A lot of games are talking about killing as human, which is different than killing in videogames. Is killing a good thing in the real world? That’s not the question this game is asking at all. It’s not an examination of human beings as killers in reality. It’s an examination of what you feel when you play a videogame. And I think that question is fresh still, and worth examining.

By the way, I’m a big fan of Girls. I really, really love it. And I think our generation is starting to have people speaking for it. It’s a different take of what’s going on in the world, because our generation is very optimistic and believes that anything is possible and then they encounter a world of power structures built around politics, built around charisma and not necessarily good ideas. And I think it’s very shocking because education didn’t teach people any of that. Education is devoid of teaching about corruption or the realities of life. Girls is about that issue; Far Cry is about that issue.

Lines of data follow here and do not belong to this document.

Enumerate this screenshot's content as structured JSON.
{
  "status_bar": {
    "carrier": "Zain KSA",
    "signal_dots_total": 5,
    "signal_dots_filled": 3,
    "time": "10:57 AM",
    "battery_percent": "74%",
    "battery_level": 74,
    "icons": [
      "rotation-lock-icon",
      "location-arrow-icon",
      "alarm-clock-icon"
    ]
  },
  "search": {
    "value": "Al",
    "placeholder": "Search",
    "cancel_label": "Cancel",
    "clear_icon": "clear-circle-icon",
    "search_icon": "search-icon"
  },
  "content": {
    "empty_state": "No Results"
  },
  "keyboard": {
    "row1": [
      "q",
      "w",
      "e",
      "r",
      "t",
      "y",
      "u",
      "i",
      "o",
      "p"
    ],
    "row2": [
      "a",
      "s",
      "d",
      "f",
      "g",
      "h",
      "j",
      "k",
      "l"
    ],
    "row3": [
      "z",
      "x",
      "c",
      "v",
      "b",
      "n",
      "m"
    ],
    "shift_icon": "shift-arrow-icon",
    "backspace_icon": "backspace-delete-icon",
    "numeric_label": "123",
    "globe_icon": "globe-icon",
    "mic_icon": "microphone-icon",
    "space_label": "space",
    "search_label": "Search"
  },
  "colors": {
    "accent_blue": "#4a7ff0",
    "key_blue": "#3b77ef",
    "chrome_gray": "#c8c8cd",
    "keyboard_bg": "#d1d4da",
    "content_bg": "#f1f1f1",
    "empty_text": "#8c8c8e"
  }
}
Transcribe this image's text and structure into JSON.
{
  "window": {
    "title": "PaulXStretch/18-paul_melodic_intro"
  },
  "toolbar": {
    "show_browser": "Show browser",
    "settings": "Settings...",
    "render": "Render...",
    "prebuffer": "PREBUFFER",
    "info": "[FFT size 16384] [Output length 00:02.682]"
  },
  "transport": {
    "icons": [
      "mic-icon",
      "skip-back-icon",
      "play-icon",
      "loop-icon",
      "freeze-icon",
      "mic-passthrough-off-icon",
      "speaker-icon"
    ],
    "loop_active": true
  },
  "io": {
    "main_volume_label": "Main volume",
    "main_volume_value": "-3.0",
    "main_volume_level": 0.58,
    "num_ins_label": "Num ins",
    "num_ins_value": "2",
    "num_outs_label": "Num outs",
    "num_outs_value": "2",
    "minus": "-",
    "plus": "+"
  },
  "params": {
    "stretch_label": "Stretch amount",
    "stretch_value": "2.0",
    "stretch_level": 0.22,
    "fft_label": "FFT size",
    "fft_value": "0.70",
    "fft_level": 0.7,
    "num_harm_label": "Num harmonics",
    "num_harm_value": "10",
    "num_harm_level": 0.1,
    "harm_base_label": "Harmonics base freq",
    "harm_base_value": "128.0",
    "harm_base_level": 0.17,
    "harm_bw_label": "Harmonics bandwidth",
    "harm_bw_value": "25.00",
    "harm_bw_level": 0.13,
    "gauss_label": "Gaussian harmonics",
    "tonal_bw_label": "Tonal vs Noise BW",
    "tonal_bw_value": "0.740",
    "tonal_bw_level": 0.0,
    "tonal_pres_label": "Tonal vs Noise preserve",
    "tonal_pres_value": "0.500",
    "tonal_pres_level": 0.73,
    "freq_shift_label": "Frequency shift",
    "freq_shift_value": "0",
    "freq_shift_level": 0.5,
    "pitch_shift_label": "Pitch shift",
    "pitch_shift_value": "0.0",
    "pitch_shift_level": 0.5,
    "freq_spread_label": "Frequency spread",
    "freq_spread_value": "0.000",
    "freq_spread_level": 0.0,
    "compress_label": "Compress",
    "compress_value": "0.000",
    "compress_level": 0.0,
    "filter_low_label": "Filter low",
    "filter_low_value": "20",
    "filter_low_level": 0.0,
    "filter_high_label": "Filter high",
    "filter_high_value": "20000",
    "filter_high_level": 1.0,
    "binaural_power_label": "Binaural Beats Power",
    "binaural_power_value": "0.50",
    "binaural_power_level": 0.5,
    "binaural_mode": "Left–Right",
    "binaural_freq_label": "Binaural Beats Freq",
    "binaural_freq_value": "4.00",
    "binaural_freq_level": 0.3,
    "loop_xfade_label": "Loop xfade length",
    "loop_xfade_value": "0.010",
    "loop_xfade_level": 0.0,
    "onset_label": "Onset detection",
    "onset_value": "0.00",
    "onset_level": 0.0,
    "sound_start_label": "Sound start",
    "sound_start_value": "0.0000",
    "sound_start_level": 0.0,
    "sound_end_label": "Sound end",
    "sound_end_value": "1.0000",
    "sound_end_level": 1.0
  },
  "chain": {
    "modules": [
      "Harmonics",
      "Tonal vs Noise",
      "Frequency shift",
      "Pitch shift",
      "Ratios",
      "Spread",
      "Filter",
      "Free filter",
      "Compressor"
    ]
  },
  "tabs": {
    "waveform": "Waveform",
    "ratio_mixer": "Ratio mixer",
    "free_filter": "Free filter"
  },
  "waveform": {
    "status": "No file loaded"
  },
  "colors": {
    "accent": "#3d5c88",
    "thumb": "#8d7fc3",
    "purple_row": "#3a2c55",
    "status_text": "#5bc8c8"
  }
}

It’s not about the rush that we feel when we kill things, it’s about why is Jason on the side of killing and why the player is on the side of killing, which is a very different question. I don’t know if I’ve explained the subtlety of that, but part of what I’m trying to do with Far Cry is ask the question overall of whether life should be easy and fun, or whether it should be difficult and rewarding. And what love is, also. I was very much inspired by an article that Jonathan Franzen wrote in the New York Times about falling in love with tech devices. It’s called something like, “Liking is for cowards. Go for what hurts.” Basically, you could say that article inspired this game. Real love, he argues, is painful and hard. And a lot of times, not fun. It’s work. This tech love, on the other hand, is all fluff. It mirrors yourself back at you.

This game is an examination of that issue. The game attracts people like a tech device. Gameplay loops are based on tracking people without being hard.